* Material shown *
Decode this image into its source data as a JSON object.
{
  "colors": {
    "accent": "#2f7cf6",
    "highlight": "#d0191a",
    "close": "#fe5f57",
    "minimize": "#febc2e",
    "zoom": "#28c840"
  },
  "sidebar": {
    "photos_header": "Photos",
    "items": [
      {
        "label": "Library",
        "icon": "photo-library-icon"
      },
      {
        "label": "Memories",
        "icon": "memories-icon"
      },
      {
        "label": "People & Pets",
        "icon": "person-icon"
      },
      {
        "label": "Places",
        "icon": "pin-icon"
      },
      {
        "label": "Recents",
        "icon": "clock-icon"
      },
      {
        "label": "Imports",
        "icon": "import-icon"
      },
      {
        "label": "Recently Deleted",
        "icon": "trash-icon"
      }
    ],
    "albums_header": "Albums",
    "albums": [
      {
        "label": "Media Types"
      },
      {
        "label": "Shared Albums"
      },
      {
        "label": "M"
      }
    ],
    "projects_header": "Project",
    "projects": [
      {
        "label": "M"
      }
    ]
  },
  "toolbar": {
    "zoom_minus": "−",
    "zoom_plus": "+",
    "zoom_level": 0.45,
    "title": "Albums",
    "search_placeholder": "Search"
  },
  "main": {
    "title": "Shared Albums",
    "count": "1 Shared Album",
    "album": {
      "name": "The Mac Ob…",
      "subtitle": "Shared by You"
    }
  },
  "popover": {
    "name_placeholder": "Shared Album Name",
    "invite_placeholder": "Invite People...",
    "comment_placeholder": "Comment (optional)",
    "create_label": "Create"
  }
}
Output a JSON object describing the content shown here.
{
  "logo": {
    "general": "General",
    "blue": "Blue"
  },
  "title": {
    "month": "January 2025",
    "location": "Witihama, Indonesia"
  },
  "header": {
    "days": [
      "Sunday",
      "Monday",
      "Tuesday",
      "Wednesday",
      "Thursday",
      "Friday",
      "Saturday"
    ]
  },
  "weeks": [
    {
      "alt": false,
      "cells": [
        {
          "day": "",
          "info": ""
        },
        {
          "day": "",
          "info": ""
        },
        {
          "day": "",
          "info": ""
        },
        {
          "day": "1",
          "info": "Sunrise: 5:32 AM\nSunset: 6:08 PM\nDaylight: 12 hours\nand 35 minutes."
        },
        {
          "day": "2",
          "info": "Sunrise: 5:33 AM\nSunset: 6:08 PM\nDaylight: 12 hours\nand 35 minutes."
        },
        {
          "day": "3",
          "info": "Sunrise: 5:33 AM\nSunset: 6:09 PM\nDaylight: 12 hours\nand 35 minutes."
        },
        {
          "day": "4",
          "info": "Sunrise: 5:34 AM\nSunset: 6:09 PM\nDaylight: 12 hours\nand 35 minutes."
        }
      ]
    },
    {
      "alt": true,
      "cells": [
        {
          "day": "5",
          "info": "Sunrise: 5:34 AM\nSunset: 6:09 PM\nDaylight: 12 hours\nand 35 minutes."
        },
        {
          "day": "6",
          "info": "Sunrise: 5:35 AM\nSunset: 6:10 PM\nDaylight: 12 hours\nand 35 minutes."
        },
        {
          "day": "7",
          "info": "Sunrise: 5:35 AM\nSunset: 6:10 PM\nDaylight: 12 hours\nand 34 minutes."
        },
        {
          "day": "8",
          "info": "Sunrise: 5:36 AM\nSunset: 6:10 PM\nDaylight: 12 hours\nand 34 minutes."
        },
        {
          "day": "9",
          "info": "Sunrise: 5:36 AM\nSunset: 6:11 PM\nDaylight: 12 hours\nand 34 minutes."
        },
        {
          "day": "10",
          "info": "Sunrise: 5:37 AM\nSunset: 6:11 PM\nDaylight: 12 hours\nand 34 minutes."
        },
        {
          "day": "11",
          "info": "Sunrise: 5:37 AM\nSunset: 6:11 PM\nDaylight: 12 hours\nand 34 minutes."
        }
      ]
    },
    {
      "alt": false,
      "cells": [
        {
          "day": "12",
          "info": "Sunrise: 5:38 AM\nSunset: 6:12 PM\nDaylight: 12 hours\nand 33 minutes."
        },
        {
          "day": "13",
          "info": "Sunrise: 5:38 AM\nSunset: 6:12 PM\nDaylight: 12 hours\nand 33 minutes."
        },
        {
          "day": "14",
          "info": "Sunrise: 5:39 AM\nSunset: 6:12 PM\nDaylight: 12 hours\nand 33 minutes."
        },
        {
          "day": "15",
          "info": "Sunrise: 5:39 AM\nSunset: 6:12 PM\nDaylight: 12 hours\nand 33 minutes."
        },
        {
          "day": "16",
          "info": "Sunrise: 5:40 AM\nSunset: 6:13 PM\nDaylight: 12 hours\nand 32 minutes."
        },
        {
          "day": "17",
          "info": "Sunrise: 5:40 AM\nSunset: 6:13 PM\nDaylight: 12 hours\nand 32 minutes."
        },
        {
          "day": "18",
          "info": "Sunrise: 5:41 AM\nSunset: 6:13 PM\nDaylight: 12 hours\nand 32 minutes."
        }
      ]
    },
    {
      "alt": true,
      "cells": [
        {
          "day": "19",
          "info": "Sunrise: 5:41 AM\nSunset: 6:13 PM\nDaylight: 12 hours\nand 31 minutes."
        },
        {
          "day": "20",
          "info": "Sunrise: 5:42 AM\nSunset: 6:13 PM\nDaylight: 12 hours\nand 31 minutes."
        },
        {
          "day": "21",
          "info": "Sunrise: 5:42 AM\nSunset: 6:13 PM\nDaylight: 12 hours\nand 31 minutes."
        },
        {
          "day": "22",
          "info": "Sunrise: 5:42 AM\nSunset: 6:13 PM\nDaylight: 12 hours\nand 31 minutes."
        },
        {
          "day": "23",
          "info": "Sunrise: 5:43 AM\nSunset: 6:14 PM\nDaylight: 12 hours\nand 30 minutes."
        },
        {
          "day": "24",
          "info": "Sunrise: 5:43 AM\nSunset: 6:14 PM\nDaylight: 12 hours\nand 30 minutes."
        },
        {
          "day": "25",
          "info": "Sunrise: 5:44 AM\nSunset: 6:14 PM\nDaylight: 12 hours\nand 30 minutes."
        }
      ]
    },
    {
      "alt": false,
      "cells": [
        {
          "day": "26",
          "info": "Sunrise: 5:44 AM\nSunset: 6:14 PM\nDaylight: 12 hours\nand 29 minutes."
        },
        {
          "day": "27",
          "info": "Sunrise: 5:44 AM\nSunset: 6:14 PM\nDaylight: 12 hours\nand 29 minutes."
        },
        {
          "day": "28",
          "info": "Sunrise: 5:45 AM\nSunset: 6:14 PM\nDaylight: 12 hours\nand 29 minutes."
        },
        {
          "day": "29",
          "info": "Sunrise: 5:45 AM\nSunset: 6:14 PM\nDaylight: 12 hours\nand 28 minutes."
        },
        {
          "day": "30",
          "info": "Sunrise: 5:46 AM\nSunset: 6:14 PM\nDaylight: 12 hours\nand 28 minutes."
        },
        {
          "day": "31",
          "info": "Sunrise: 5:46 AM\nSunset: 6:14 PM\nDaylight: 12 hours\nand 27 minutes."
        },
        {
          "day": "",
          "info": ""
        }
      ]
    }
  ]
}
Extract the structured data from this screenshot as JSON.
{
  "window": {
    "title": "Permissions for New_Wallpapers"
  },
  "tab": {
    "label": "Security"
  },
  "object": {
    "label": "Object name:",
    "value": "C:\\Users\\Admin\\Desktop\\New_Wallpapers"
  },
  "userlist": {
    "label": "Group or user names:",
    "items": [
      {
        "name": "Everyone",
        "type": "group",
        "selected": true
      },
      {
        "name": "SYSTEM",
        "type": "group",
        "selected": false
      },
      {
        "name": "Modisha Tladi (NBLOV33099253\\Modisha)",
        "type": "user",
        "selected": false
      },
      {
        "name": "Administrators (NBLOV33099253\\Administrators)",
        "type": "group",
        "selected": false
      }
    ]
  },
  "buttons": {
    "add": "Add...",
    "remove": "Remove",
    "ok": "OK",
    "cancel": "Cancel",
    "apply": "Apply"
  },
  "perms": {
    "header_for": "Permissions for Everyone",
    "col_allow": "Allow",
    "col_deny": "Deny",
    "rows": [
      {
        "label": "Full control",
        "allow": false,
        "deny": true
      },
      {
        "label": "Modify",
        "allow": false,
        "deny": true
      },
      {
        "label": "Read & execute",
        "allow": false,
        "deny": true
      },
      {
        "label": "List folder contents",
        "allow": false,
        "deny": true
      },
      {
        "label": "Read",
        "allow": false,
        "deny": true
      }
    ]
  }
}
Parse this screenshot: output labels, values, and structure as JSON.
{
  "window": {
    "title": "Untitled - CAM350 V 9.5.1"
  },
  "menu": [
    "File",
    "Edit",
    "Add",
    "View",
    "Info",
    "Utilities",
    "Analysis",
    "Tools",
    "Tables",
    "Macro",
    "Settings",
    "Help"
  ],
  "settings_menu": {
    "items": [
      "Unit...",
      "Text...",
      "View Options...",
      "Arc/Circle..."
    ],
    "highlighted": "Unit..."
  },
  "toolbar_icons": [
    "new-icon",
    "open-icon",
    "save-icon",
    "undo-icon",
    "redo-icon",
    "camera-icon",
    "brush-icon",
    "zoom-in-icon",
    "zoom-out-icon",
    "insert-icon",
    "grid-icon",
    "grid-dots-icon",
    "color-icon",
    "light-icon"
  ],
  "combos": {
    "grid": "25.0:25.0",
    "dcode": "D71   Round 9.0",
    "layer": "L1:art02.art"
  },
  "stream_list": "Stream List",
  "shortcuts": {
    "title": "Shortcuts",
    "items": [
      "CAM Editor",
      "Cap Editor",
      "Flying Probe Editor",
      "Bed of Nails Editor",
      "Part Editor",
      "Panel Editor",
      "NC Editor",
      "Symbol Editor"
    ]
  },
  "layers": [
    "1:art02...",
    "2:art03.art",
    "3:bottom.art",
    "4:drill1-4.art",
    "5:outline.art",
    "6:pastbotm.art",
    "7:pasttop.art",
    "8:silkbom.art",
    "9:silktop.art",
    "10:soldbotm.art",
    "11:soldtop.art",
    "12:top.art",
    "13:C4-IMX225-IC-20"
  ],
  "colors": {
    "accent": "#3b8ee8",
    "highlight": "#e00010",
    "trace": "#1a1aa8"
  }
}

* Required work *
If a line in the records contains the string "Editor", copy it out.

* Expected answer *
      "CAM Editor",
      "Cap Editor",
      "Flying Probe Editor",
      "Bed of Nails Editor",
      "Part Editor",
      "Panel Editor",
      "NC Editor",
      "Symbol Editor"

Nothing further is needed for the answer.